Voice pitch perception in cochlear implant users with a spectro-temporally enhanced dual filter-bank sound coding strategy
Despite their great clinical success in partial restoration of hearing and speech understanding in the deaf and hard-of-hearing, current cochlear implants (CI) still do not provide adequate spectral and temporal cues for voice perception. These limitations could particularly affect speech recognition with competing talkers, and may represent one of the key factors for substantial variability in the efficacy of CI.

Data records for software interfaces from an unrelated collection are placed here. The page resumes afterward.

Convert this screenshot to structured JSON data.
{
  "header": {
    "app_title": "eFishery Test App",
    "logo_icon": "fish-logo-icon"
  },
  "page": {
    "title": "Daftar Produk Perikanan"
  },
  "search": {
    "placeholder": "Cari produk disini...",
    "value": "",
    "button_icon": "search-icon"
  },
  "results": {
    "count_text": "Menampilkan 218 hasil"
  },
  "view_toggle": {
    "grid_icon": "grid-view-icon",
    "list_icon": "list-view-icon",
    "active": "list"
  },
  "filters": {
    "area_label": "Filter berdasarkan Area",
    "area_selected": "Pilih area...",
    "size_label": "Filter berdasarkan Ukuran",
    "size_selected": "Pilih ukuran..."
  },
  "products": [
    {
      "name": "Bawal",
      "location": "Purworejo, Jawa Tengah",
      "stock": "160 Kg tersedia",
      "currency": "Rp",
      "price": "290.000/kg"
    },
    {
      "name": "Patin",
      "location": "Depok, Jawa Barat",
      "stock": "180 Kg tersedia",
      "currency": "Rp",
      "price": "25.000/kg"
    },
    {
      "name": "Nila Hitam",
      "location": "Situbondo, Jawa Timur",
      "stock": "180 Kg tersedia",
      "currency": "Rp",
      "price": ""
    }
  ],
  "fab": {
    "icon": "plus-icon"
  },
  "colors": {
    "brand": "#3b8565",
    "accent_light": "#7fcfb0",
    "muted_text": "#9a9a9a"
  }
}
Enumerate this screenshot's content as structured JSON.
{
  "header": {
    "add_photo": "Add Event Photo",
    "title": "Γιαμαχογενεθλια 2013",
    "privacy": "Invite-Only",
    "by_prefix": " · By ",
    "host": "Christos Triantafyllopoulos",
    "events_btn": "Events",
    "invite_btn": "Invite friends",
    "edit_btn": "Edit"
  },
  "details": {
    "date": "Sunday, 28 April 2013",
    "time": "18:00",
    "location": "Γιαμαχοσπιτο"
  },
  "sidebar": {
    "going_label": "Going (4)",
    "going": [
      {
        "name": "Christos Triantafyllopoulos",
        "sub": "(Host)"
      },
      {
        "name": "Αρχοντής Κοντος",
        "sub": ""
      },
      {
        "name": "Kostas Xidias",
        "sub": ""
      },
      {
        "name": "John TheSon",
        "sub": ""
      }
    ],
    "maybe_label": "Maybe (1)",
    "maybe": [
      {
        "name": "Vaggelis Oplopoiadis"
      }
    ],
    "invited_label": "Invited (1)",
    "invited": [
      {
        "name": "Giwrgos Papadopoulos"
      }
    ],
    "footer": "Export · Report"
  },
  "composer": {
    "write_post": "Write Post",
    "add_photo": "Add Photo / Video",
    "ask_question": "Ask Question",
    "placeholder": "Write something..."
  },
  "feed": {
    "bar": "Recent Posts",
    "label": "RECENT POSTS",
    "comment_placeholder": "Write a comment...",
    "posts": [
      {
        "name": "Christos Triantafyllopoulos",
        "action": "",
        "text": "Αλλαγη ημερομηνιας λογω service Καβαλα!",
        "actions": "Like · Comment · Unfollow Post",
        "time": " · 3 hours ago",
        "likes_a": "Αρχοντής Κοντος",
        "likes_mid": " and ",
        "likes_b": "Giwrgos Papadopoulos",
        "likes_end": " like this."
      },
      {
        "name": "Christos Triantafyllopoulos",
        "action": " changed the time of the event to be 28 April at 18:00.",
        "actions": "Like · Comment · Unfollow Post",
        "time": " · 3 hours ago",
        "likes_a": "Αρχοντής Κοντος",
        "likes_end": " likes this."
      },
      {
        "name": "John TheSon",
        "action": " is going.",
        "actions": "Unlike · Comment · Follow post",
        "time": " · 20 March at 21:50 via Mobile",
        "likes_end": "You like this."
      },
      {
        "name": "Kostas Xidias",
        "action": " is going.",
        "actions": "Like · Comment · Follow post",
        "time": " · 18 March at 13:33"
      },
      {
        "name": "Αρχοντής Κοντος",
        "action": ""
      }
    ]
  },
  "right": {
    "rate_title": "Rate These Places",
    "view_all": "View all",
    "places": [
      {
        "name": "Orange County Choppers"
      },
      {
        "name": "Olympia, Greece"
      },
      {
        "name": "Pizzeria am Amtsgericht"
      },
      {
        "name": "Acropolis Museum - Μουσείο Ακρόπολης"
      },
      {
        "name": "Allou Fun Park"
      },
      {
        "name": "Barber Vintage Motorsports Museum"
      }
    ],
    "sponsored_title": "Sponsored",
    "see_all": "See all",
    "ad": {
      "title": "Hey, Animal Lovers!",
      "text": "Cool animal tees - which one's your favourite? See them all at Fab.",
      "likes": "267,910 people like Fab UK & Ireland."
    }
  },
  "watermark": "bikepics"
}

We present STEP, a novel experimental multi-channel sound coder with enhanced spectro-temporal processing. STEP employs an FFT-based approach with dual filter banks, the first with narrow, good quality filters for spectral processing and the second with a parallel bank of wide filters to reinforce temporal cues. STEP coding was assessed in two experiments investigating voice pitch perception by 16 Nucleus® CI users, where we controlled the modulation characteristics and varied the carrier rate. We used a fixed set of threshold and comfortable stimulation levels for each subject, obtained from clinical MAPs. In the first experiment, we determined equivalence for voice pitch ranking and gender identification between the clinical ACE strategy and STEP for fundamental frequencies (F0) between 120 Hz and 250 Hz. In the second experiment, loudness as a function of the input amplitude of speech samples, was determined for carrier rates of 1000, 500, and 250 pps per channel. Then, using equally loud sound coder programs, we evaluated the effect of carrier rate on voice pitch perception.
Voice pitch perception was heterogeneous across subjects from no ranking ability to good ranking. Conversely, nearly all subjects could identify voice gender at a level significantly above chance. Overall, carrier rate did not have a substantial effect on voice pitch ranking or gender identification as long as the carrier rate was at least twice the fundamental frequency, or if stimulation pulses for the lowest, 250 pps carrier were aligned to F0 peaks. Also, in the overlap region of male/female F0s, gender categorization was also dependent on speaker gender.
These results indicate that carrier rates as low as 250 pps per channel are enough to support functional voice pitch perception based on temporal cues at least when temporal modulation and pulse timings in the coder output are well controlled. The results also suggest that further investigation of the use of spectral cues for gender identification by CI subjects is warranted. Finally, we will present some data on speech-in-noise performance with STEP.
Funding: Research was supported by IIR Grants #2098 and #853 from Cochlear© to DK.